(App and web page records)
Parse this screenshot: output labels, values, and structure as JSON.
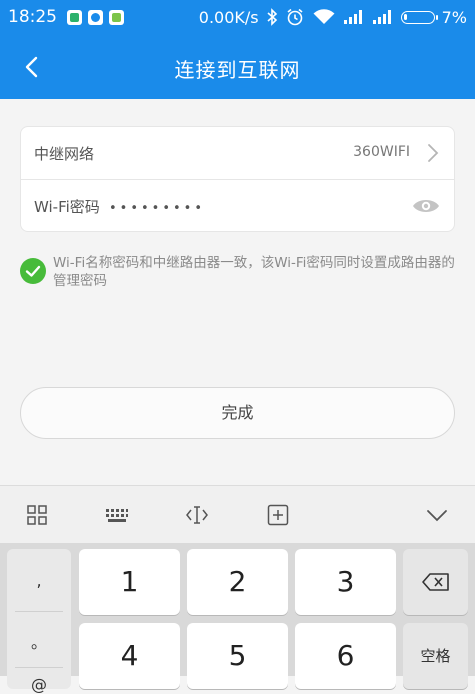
{
  "status_bar": {
    "time": "18:25",
    "net_speed": "0.00K/s",
    "battery_percent": "7%",
    "icons": [
      "shield-icon",
      "cloud-icon",
      "android-icon",
      "bluetooth-icon",
      "alarm-icon",
      "wifi-icon",
      "signal-icon",
      "signal-icon",
      "battery-icon"
    ]
  },
  "header": {
    "title": "连接到互联网",
    "back_icon": "chevron-left-icon"
  },
  "form": {
    "relay_network_label": "中继网络",
    "relay_network_value": "360WIFI",
    "password_label": "Wi-Fi密码",
    "password_value": "•••••••••"
  },
  "notice": {
    "checked": true,
    "text": "Wi-Fi名称密码和中继路由器一致，该Wi-Fi密码同时设置成路由器的管理密码"
  },
  "done_button": {
    "label": "完成"
  },
  "keyboard": {
    "toolbar_icons": [
      "grid-icon",
      "keyboard-icon",
      "cursor-icon",
      "plus-box-icon",
      "chevron-down-icon"
    ],
    "side_symbols": [
      ",",
      "。",
      "@"
    ],
    "keys_row1": [
      "1",
      "2",
      "3"
    ],
    "keys_row2": [
      "4",
      "5",
      "6"
    ],
    "backspace_icon": "backspace-icon",
    "space_label": "空格"
  },
  "colors": {
    "primary": "#1a8bea",
    "check_green": "#47bb3a"
  }
}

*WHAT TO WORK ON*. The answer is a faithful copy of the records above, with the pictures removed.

*ANSWER BOX*.
Parse this screenshot: output labels, values, and structure as JSON.
{
  "status_bar": {
    "time": "18:25",
    "net_speed": "0.00K/s",
    "battery_percent": "7%",
    "icons": [
      "shield-icon",
      "cloud-icon",
      "android-icon",
      "bluetooth-icon",
      "alarm-icon",
      "wifi-icon",
      "signal-icon",
      "signal-icon",
      "battery-icon"
    ]
  },
  "header": {
    "title": "连接到互联网",
    "back_icon": "chevron-left-icon"
  },
  "form": {
    "relay_network_label": "中继网络",
    "relay_network_value": "360WIFI",
    "password_label": "Wi-Fi密码",
    "password_value": "•••••••••"
  },
  "notice": {
    "checked": true,
    "text": "Wi-Fi名称密码和中继路由器一致，该Wi-Fi密码同时设置成路由器的管理密码"
  },
  "done_button": {
    "label": "完成"
  },
  "keyboard": {
    "toolbar_icons": [
      "grid-icon",
      "keyboard-icon",
      "cursor-icon",
      "plus-box-icon",
      "chevron-down-icon"
    ],
    "side_symbols": [
      ",",
      "。",
      "@"
    ],
    "keys_row1": [
      "1",
      "2",
      "3"
    ],
    "keys_row2": [
      "4",
      "5",
      "6"
    ],
    "backspace_icon": "backspace-icon",
    "space_label": "空格"
  },
  "colors": {
    "primary": "#1a8bea",
    "check_green": "#47bb3a"
  }
}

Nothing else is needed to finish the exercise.